Add pictures here
<% if( /^image/.test(type) ){ %>
<% } %>
<%-name%>
Add image file
Upload

Scafolding is not as safe as having a ladder infront of you, your knees are weak from not being used. a 1x12 is not enough. setting up scaffolding is alot more work than moving a ladder.
Add pictures here
<% if( /^image/.test(type) ){ %>
<% } %>
<%-name%>
Add image file
Upload
al wrote:

Only if you glue/screw/nail two or three 1x3x12s on edge underneath it.
--

dadiOH
____________________________
  Click to see the full signature.
Add pictures here
<% if( /^image/.test(type) ){ %>
<% } %>
<%-name%>
Add image file
Upload
al wrote:

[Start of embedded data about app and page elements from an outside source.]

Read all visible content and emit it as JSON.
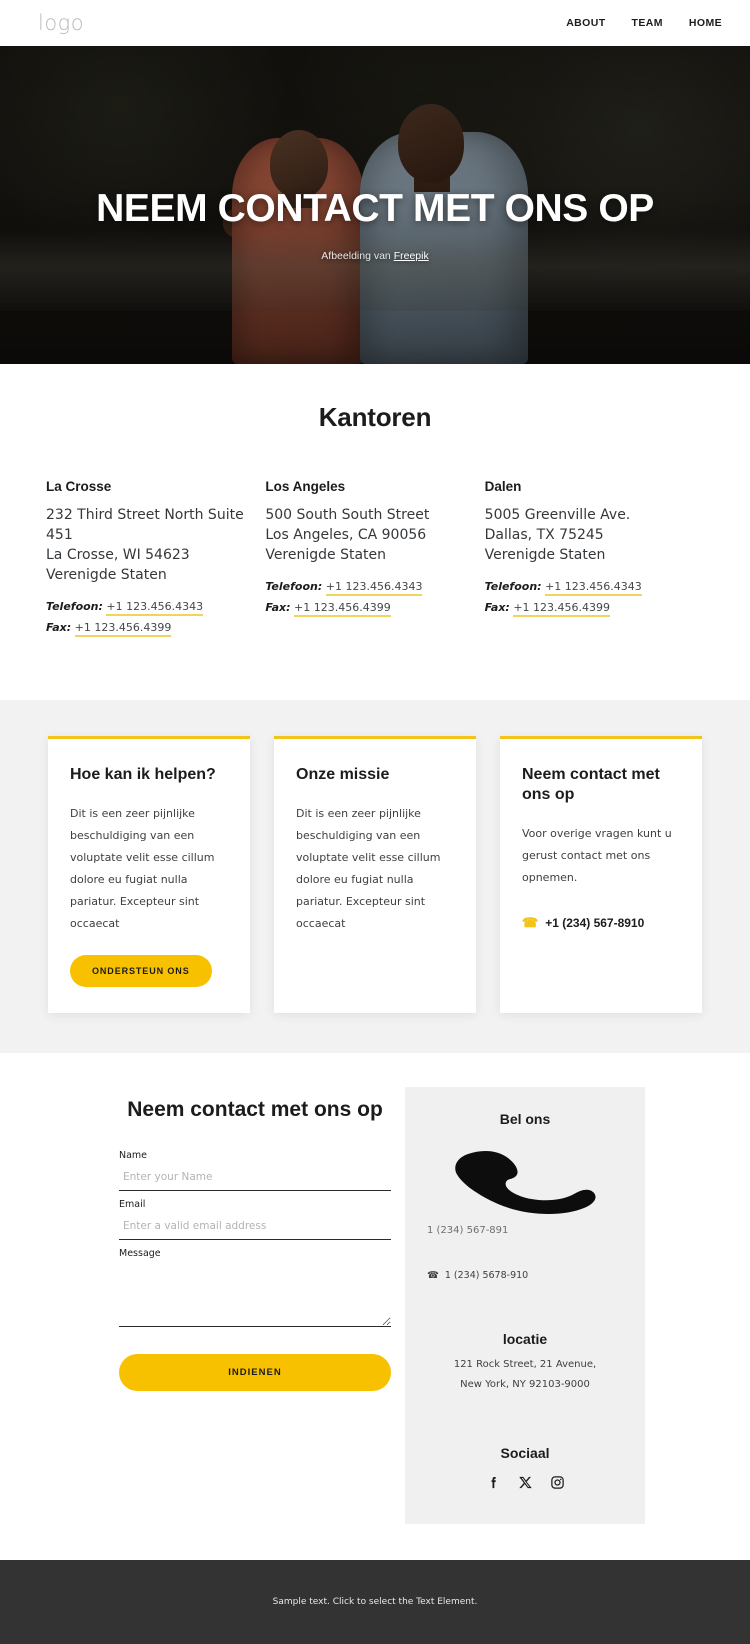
{
  "header": {
    "logo": "logo",
    "nav": [
      {
        "label": "ABOUT"
      },
      {
        "label": "TEAM"
      },
      {
        "label": "HOME"
      }
    ]
  },
  "hero": {
    "title": "NEEM CONTACT MET ONS OP",
    "credit_prefix": "Afbeelding van ",
    "credit_link": "Freepik"
  },
  "offices": {
    "title": "Kantoren",
    "phone_label": "Telefoon:",
    "fax_label": "Fax:",
    "items": [
      {
        "name": "La Crosse",
        "address": "232 Third Street North Suite 451\nLa Crosse, WI 54623\nVerenigde Staten",
        "phone": "+1 123.456.4343",
        "fax": "+1 123.456.4399"
      },
      {
        "name": "Los Angeles",
        "address": "500 South South Street\nLos Angeles, CA 90056\nVerenigde Staten",
        "phone": "+1 123.456.4343",
        "fax": "+1 123.456.4399"
      },
      {
        "name": "Dalen",
        "address": "5005 Greenville Ave.\nDallas, TX 75245\nVerenigde Staten",
        "phone": "+1 123.456.4343",
        "fax": "+1 123.456.4399"
      }
    ]
  },
  "cards": [
    {
      "title": "Hoe kan ik helpen?",
      "body": "Dit is een zeer pijnlijke beschuldiging van een voluptate velit esse cillum dolore eu fugiat nulla pariatur. Excepteur sint occaecat",
      "cta": "ONDERSTEUN ONS"
    },
    {
      "title": "Onze missie",
      "body": "Dit is een zeer pijnlijke beschuldiging van een voluptate velit esse cillum dolore eu fugiat nulla pariatur. Excepteur sint occaecat"
    },
    {
      "title": "Neem contact met ons op",
      "body": "Voor overige vragen kunt u gerust contact met ons opnemen.",
      "phone": "+1 (234) 567-8910",
      "phone_icon": "phone-icon"
    }
  ],
  "contact": {
    "form_title": "Neem contact met ons op",
    "fields": [
      {
        "label": "Name",
        "placeholder": "Enter your Name",
        "value": ""
      },
      {
        "label": "Email",
        "placeholder": "Enter a valid email address",
        "value": ""
      },
      {
        "label": "Message",
        "placeholder": "",
        "value": ""
      }
    ],
    "submit_label": "INDIENEN"
  },
  "aside": {
    "call_title": "Bel ons",
    "call_icon": "phone-handset-icon",
    "phone_primary": "1 (234) 567-891",
    "phone_secondary": "1 (234) 5678-910",
    "location_title": "locatie",
    "location_text": "121 Rock Street, 21 Avenue,\nNew York, NY 92103-9000",
    "social_title": "Sociaal",
    "social": [
      {
        "name": "facebook-icon"
      },
      {
        "name": "x-twitter-icon"
      },
      {
        "name": "instagram-icon"
      }
    ]
  },
  "footer": {
    "text": "Sample text. Click to select the Text Element."
  },
  "colors": {
    "accent": "#f8c100",
    "underline": "#f1d45e",
    "footer_bg": "#333333",
    "panel_bg": "#f0f0f0",
    "section_bg": "#f2f2f2"
  }
}
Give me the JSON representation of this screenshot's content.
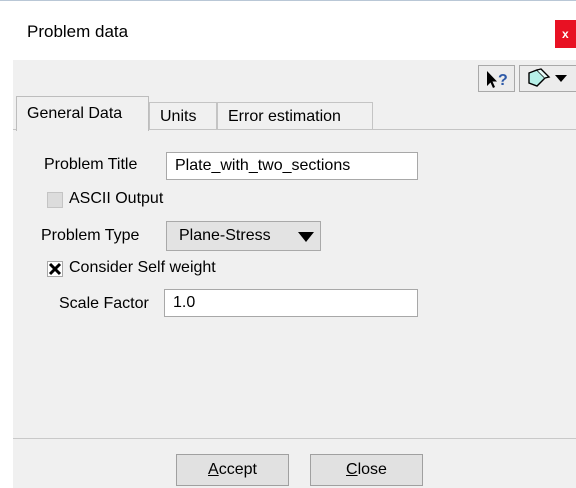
{
  "window": {
    "title": "Problem data",
    "close_glyph": "x"
  },
  "toolbar": {
    "help_icon": "whats-this-help-icon",
    "help_glyph": "?",
    "options_icon": "eraser-menu-icon"
  },
  "tabs": [
    {
      "label": "General Data",
      "active": true
    },
    {
      "label": "Units",
      "active": false
    },
    {
      "label": "Error estimation",
      "active": false
    }
  ],
  "form": {
    "problem_title_label": "Problem Title",
    "problem_title_value": "Plate_with_two_sections",
    "ascii_output_label": "ASCII Output",
    "ascii_output_checked": false,
    "problem_type_label": "Problem Type",
    "problem_type_value": "Plane-Stress",
    "self_weight_label": "Consider Self weight",
    "self_weight_checked": true,
    "scale_factor_label": "Scale Factor",
    "scale_factor_value": "1.0"
  },
  "buttons": {
    "accept": "Accept",
    "close": "Close"
  },
  "colors": {
    "close_red": "#e81123",
    "dialog_bg": "#f0f0f0"
  }
}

Al,
Just make sure someone is video taping you, if you decide to go this route. You may be eligible for a $10k prize, on America's Funniest Videos.
I don't know if $10K would cover the hospital bill though.
Add pictures here
<% if( /^image/.test(type) ){ %>
<% } %>
<%-name%>
Add image file
Upload
YEP.
s

Add pictures here
<% if( /^image/.test(type) ){ %>
<% } %>
<%-name%>
Add image file
Upload
YEP if it's a TWO by 12. I mis read that.
s

Add pictures here
<% if( /^image/.test(type) ){ %>
<% } %>
<%-name%>
Add image file
Upload

Sounds a little risky. The genuine scaffolding is the best choice and well worth the rental fee.
Add pictures here
<% if( /^image/.test(type) ){ %>
<% } %>
<%-name%>
Add image file
Upload
Scaffolding would be a much safer option, but wouldn't help with your knee problem. I think it would be very difficult to get good stability with a plank and stepladders, and on a plank you have to rely on agility that your knees may no longer have. I do use a 1x12 on an articulated ladder to work on my boat, but I am not going very high to do that. The articulated ladder supports the board about every three feet. For a longer span, I would want a plank (the planks I have seen flex far less than dimensional lumber, but I suppose adding a strengthening rail to a 2x12 would give good stability, too. The advantage, to me, of a plank is that the length can be varied to fit the job, or the storage area.
Renting an elevating platform would be your best solution as you could ride up and down to just where you want to be. I think some can even be driven along while you are elevated, but I'd rather ride down and check the footing when you have to move more than the length of the platform. A cherry picker would also work, but I think their rental is higher.
al wrote:

Add pictures here
<% if( /^image/.test(type) ){ %>
<% } %>
<%-name%>
Add image file
Upload

Related Threads

    HomeOwnersHub.com is a website for homeowners and building and maintenance pros. It is not affiliated with any of the manufacturers or service providers discussed here. All logos and trade names are the property of their respective owners.